Maysa al-Aswad, a 30-year-old evacuee from Kafraya, said she was sitting on one of the buses with her six-month-old son Hadi and 10-year-old daughter Narjis when the blast shook the parked convoy.
"Hadi was on my lap and Narjis on a chair next to me. When the explosion happened I hugged them both and we fell to the floor," she told AFP by telephone from near Aleppo.
"I didn't know what was happening, all I could hear was people crying and shouting," she said.
"All I can think about is how we survived all the death during the last few years and then could have died just after we finally escaped."
More than 5,000 people left Fuaa and Kafraya and about 2,200 left Madaya and Zabadani Friday, the latest in a series of evacuations from the four towns under the agreement.
The evacuation process resumed after the bombing, the Observatory said, with the residents of Fuaa and Kafraya eventually arriving in Aleppo, Syria's second city which the government gained full control of last year.
Wounded survivors, including many children, were taken for treatment at an Aleppo hospital.
- 'Monstrous, cowardly attack' -
U.N. aid chief Stephen O'Brien condemned the bombing, saying in a statement: "The perpetrators of such a monstrous and cowardly attack displayed a shameless disregard for human life."
Pope Francis Sunday also urged an end to the war in Syria as he presided over the traditional Easter mass in Rome.
The pontiff said he hoped that Jesus Christ's sacrifice might help bring "comfort and relief to the civil population in Syria, prey to a war that continues to sow horror and death".

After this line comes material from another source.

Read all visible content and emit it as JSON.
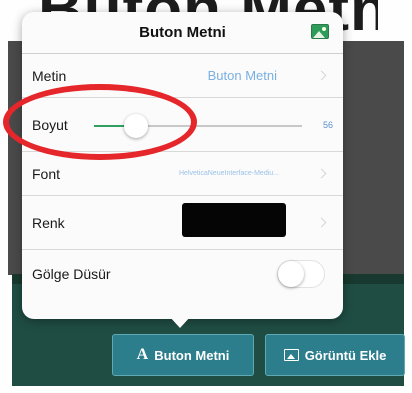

The residents and rebels from Madaya and Zabadani arrived late Saturday in rebel-held territory in Idlib province, where they were greeted with embraces and shots fired into the air.
It was not immediately clear whether further evacuations were taking place Sunday.
The evacuation deal was brokered by Qatar, a longtime supporter of Syrian opposition forces, and Iran, a key regime ally.
Shiite-dominated Iran has repeatedly raised concerns for the residents of Fuaa and Kafraya, who are mainly Shiites and were besieged by Sunni rebels.
Syria's war has left more than 320,000 people dead since erupting in 2011, with more than half the population forced from their homes and hundreds of thousands trapped under siege